### Your goal:
Word for word, reproduce each line of the data below, omitting every image.
>>
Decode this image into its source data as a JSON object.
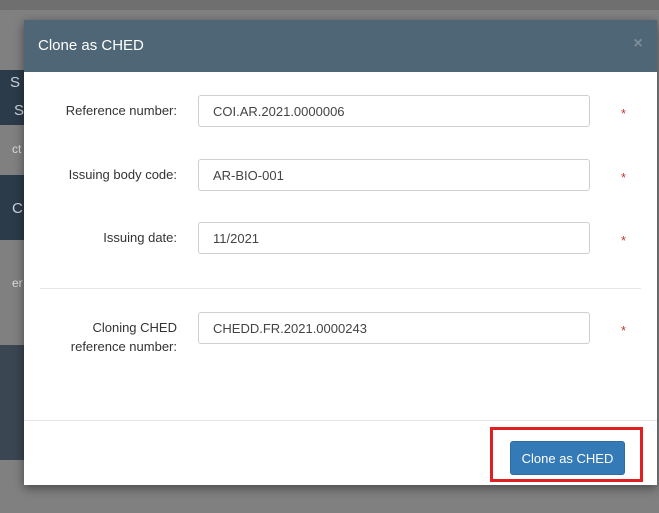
{
  "modal": {
    "title": "Clone as CHED",
    "close_glyph": "×"
  },
  "fields": {
    "reference_number": {
      "label": "Reference number:",
      "value": "COI.AR.2021.0000006",
      "required_mark": "*"
    },
    "issuing_body_code": {
      "label": "Issuing body code:",
      "value": "AR-BIO-001",
      "required_mark": "*"
    },
    "issuing_date": {
      "label": "Issuing date:",
      "value": "11/2021",
      "required_mark": "*"
    },
    "cloning_ched_ref": {
      "label_line1": "Cloning CHED",
      "label_line2": "reference number:",
      "value": "CHEDD.FR.2021.0000243",
      "required_mark": "*"
    }
  },
  "footer": {
    "clone_button_label": "Clone as CHED"
  },
  "background": {
    "partial_letters": [
      "S",
      "S",
      "C",
      "ct",
      "er"
    ]
  },
  "colors": {
    "header_bg": "#4f6676",
    "primary_button": "#337ab7",
    "required": "#c0392b",
    "highlight": "#e02020"
  }
}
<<
### Expected answer:
Decode this image into its source data as a JSON object.
{
  "modal": {
    "title": "Clone as CHED",
    "close_glyph": "×"
  },
  "fields": {
    "reference_number": {
      "label": "Reference number:",
      "value": "COI.AR.2021.0000006",
      "required_mark": "*"
    },
    "issuing_body_code": {
      "label": "Issuing body code:",
      "value": "AR-BIO-001",
      "required_mark": "*"
    },
    "issuing_date": {
      "label": "Issuing date:",
      "value": "11/2021",
      "required_mark": "*"
    },
    "cloning_ched_ref": {
      "label_line1": "Cloning CHED",
      "label_line2": "reference number:",
      "value": "CHEDD.FR.2021.0000243",
      "required_mark": "*"
    }
  },
  "footer": {
    "clone_button_label": "Clone as CHED"
  },
  "background": {
    "partial_letters": [
      "S",
      "S",
      "C",
      "ct",
      "er"
    ]
  },
  "colors": {
    "header_bg": "#4f6676",
    "primary_button": "#337ab7",
    "required": "#c0392b",
    "highlight": "#e02020"
  }
}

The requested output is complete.